Plucked from their day-to-day, they face distressed victims, review grisly evidence and are then tasked with agreeing on a defendant's fate. Later, thanks to contempt laws, they are barred from speaking to family, friends or even therapists about their disturbing experiences.
Jurors are primed for trauma and need more social and psychological support, says a new report from psychologists at the University of Leicester.
"We simply don't know enough about what goes on within the jury room," said Noelle Robertson, a senior lecturer in clinical psychology who co-authored the study, which was published in The Howard Journal of Criminal Justice last month.
The study revealed that for the more vulnerable candidates, jury duty can lead to severe stress or post-traumatic stress disorder - or what the researchers refer to as "vicarious traumatisation."
Most recently in the high-profile case of Josef Fritzl, jurors were shown Elisabeth Fritzl's graphic video testimony in short segments. In the Paul Bernardo case, Justice Patrick LeSage spoke openly about waking up at night in the months and years afterward - Canadian law prohibited Mr. Bernardo's jurors from sharing their experiences.
The study, which also references earlier studies from Canada, the United States and New Zealand, was conducted in 2007 on 68 British jurors.
The respondents filled out an online survey that included questions about their own personal histories of trials and trauma. It offered a "trauma symptoms checklist" about headaches, insomnia or weight loss experienced during and after the trial. Another scale asked jurors to rate 44 different aspects of jury service, including disturbing evidence and jury deliberation and decision time.
Some 23 per cent of the jurors reported dealing with traumatic events in the course of their trial; 5 per cent reported that they had responded with "intense fear, helplessness or horror." One juror was diagnosed with post-traumatic stress disorder.
Jury duty proved especially damaging for women, who were also more adversely affected by dissension and questioning in the jury room. Most respondents found deliberation more stressful than visually gruesome evidence, especially when jurors felt pressure from others to change their verdict.
That finding doesn't surprise James Morton, a Toronto lawyer who teaches classes about evidence at Osgoode Hall.
"One hears rumours of nasty arguments, occasionally even leading to physical confrontations in the jury room. People take very different positions and they are mandated to come to a unanimous decision in the criminal cases. ... You can imagine there'd be intimidation, pressure and 'gosh, we all want to go home Friday and be done with it.' "
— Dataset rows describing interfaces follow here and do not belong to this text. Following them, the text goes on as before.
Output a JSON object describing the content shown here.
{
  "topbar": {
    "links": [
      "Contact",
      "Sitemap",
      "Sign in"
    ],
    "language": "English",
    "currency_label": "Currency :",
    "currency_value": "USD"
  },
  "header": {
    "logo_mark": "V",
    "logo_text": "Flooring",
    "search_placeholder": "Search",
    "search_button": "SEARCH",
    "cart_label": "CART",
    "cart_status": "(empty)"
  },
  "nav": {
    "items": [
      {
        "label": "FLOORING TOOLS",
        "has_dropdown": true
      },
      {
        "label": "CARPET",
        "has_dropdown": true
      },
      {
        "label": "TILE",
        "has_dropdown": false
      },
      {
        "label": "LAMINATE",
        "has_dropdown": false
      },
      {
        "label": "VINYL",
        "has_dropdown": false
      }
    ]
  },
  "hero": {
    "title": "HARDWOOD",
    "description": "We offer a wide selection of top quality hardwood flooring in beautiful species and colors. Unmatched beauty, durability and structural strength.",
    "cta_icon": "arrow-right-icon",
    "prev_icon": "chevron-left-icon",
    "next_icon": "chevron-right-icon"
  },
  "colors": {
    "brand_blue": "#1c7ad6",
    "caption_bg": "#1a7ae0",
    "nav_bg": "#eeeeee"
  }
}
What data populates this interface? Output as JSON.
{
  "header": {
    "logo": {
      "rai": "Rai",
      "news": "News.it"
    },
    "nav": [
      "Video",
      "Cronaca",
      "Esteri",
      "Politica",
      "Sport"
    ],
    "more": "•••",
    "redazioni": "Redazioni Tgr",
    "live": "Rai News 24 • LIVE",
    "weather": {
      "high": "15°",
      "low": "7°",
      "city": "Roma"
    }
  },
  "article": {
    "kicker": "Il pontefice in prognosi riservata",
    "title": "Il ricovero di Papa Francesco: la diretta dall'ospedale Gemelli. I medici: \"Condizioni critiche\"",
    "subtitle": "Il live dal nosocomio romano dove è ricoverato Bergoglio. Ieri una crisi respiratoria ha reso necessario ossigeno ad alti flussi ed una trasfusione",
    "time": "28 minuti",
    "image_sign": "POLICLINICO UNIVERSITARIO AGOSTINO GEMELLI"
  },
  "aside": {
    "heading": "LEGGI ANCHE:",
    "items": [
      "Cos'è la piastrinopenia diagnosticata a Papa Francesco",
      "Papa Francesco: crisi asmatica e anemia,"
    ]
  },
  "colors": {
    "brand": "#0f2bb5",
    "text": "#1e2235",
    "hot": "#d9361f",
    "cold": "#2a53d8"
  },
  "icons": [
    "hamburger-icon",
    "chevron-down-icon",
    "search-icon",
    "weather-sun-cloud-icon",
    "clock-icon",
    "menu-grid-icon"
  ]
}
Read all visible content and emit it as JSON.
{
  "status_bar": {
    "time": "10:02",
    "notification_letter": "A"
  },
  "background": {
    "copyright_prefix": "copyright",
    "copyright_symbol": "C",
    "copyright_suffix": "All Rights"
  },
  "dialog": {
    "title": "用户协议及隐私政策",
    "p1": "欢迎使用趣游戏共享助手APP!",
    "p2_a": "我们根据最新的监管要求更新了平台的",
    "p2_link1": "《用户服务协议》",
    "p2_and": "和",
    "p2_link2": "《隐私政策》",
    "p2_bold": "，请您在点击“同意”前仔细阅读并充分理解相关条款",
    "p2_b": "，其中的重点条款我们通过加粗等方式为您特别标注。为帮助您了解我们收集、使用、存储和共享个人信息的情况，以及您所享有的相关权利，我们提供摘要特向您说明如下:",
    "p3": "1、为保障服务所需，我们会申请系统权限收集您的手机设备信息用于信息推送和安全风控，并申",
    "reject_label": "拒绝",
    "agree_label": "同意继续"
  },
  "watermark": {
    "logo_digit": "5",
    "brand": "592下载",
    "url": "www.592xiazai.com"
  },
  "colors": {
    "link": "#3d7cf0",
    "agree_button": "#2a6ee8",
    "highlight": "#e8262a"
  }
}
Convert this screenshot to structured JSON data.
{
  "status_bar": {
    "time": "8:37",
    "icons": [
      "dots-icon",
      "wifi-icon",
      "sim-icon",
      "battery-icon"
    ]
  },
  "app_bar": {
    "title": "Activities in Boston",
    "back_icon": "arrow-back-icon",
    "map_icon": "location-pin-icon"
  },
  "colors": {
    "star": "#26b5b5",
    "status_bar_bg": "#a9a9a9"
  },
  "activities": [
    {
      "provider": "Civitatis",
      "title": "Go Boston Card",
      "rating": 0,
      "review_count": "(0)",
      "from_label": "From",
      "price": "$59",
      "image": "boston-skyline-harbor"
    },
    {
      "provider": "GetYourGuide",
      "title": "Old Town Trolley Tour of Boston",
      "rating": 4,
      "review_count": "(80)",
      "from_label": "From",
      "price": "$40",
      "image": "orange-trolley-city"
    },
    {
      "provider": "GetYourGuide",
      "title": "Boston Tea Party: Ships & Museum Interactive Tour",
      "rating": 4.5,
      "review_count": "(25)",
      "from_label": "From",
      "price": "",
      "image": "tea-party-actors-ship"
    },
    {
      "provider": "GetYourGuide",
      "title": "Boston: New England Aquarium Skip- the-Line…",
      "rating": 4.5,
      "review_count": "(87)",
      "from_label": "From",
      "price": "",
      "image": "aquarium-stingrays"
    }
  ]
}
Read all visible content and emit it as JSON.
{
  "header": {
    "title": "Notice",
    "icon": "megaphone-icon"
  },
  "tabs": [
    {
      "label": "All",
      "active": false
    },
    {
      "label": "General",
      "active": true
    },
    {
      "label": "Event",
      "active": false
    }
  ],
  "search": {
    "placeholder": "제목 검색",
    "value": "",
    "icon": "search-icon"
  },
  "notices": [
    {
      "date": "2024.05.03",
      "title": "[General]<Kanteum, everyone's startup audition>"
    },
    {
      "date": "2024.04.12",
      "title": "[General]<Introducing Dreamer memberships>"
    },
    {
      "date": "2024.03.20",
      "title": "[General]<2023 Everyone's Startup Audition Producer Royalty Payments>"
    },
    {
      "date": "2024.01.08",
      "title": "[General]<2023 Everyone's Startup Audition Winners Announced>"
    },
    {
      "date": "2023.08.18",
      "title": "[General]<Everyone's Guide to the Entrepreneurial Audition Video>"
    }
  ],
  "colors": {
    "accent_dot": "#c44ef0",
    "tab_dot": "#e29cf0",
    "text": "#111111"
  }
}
Unlike American jurors, Canadian and British jurors are sworn to secrecy both during and after the trial. And unlike jurors in the U.S., they are often not sequestered, which means they must travel home nightly with their experiences.
Although Mr. Morton believes the Canadian system works, he admits that Canadian jurors "are not treated perhaps as well as they should be."
"You're taken out of your ordinary life and put into a highly stressful difficult situation .... They get a trivial amount of money on a daily basis and they're herded into rather uncomfortable, beat-up waiting rooms. It's not a pleasant process."
The British study recommends more preparation for jurors and suggests making supporters - similar to the ones available for vulnerable witnesses - available to jurors to lessen the isolation they may experience.
"If we think about models of trauma, then the fact that you can't disclose material to [someone]who may be sympathetic and is able to engage in something that might [provide]catharsis, is difficult," Dr. Robertson said.
The study also calls for a questionnaire that would save jurors the trauma of cases that might resonate with their own past experiences.
In Canada, jurors get very little probing on their background. Mr. Morton pointed out that a juror who can't bring himself or herself themselves to look at the evidence and derails the trial is far costlier than a questionnaire.
Dr. Robertson, the study's co-author, said jury selection is "an evolving domain," but added: "There's a great deal of inertia in the system, and a resistance to change: 'Well it's worked for hundreds of years? Why should we alter it?'
"But of course we've become increasingly aware of sensitivities and we know a hell of a lot of more about human processes and behaviours."